KABUL: Afghanistan's attorney general slapped a travel ban on five top football officials Friday, hours after graphic details emerged of alleged sexual and physical abuse against members of the women's national team.
One player told Britain's Guardian newspaper that Afghanistan Football Federation (AFF) president Keramuddin Karim had lured her into a secret bedroom near his office where he allegedly pointed a gun at her after hitting her in the face and raping her.
"When I woke up, all my clothes were gone and there was blood everywhere," the player told the newspaper on the condition of anonymity.
"The bed was covered in blood, blood was coming from my mouth, nose and vagina."
Another player alleged Karim threatened to cut out her tongue after she managed to escape his unwanted sexual advances.
AFP's calls to AFF spokesman Shafi Shadab on Friday went unanswered.
The attorney general has placed five officials, including Karim, on a "no-flying list and banned them from travelling out following the accusation on abusing the female players of the AFF", attorney general spokesman Jamshid Rasooli said in a statement on Twitter.
Earlier this month, the attorney general suspended the five men to facilitate an investigation into the case that was first reported in the Guardian in November.
Football's world governing body FIFA also suspended Karim for 90 days over the allegations.
The newspaper previously cited what it described as senior figures associated with the women's team who said the abuse had taken place in Afghanistan, including at the AFF headquarters, and at a training camp in Jordan last February.
Afghan President Ashraf Ghani had ordered the attorney general to conduct a "thorough investigation" into what he called "shocking" claims of abuse by male officials against members of the women's team.
Afghanistan has made strides to promote female football.
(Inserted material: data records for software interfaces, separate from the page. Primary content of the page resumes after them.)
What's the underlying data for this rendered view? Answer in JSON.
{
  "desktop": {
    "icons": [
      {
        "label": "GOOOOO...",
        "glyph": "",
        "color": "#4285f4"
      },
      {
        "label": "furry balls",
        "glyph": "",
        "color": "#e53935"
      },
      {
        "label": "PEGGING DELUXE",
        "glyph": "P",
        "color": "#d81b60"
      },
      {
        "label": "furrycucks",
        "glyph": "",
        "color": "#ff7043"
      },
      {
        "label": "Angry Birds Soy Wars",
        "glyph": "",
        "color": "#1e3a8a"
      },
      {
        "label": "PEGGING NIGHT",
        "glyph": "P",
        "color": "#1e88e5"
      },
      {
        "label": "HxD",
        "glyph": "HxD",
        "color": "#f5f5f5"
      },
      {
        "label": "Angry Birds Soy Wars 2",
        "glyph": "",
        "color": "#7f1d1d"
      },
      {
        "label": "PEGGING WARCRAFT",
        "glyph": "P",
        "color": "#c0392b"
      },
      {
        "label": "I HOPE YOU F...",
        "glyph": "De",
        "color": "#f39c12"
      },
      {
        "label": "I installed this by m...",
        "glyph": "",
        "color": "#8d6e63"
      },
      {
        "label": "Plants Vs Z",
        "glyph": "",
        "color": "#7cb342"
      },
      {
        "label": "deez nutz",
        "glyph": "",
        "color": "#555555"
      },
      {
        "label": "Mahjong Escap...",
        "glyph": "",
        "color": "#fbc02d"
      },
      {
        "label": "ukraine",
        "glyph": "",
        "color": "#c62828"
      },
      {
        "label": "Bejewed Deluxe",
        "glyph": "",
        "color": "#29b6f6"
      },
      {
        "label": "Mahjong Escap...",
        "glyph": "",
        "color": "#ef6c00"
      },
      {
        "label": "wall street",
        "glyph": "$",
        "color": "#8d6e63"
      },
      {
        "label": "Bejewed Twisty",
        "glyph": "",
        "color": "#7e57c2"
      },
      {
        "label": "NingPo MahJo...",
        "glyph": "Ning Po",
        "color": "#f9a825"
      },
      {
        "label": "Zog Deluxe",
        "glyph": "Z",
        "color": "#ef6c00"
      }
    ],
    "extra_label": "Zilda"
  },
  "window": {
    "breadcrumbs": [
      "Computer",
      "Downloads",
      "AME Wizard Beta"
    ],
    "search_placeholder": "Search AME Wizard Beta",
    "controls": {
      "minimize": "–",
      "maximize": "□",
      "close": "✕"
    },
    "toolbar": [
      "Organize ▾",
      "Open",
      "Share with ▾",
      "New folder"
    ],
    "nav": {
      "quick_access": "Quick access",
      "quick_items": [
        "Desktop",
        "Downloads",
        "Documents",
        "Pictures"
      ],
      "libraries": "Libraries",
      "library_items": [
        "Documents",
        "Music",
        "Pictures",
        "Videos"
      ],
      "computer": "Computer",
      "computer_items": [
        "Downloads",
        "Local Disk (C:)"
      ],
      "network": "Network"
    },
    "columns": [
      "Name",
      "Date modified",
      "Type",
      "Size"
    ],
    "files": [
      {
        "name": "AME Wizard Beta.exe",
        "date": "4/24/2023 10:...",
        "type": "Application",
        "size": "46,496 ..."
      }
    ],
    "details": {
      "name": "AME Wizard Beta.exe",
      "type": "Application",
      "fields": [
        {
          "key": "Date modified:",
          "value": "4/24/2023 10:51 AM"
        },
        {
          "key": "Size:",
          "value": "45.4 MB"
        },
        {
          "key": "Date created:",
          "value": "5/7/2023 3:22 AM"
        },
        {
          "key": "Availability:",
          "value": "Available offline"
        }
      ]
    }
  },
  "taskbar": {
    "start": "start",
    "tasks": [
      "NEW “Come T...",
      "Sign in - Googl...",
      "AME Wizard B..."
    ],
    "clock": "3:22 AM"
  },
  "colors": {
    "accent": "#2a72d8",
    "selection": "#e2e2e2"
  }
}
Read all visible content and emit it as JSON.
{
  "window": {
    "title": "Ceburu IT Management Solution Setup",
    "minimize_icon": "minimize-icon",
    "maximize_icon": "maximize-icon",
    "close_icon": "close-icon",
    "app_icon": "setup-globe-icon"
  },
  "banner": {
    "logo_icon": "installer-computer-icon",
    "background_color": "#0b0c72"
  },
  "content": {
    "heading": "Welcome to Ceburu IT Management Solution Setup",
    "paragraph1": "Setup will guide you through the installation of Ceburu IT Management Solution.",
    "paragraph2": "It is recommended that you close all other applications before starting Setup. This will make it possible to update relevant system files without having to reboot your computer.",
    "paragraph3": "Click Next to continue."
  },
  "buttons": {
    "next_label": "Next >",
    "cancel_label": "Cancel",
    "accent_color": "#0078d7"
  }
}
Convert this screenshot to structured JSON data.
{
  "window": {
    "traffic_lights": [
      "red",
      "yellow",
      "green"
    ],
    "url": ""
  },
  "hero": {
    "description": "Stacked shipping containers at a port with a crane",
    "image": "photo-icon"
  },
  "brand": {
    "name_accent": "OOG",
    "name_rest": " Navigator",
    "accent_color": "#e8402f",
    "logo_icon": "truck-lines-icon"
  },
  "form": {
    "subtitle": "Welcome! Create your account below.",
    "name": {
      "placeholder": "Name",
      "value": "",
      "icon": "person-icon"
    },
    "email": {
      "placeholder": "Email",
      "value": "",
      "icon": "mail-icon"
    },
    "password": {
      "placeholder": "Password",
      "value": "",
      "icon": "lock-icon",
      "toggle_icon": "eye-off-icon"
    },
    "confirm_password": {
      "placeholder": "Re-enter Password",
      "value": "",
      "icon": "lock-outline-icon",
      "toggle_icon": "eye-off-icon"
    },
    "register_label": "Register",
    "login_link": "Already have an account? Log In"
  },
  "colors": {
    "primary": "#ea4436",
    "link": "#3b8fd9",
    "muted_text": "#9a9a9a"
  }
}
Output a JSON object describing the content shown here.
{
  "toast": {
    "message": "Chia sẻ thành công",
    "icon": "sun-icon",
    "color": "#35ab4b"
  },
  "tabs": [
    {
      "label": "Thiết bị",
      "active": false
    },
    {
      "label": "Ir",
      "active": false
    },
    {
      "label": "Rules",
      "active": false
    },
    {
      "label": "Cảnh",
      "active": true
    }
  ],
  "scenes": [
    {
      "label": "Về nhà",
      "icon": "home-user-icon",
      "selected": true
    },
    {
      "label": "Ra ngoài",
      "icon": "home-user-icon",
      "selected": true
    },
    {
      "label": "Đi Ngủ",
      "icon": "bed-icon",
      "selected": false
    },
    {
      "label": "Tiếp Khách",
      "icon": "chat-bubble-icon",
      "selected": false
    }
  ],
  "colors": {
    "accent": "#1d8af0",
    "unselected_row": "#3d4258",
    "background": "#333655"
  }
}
As well as the national side, four years ago it launched its first all-women's league that ran in parallel with the men's.
But the female teams were sidelined in 2017 by a lack of funding.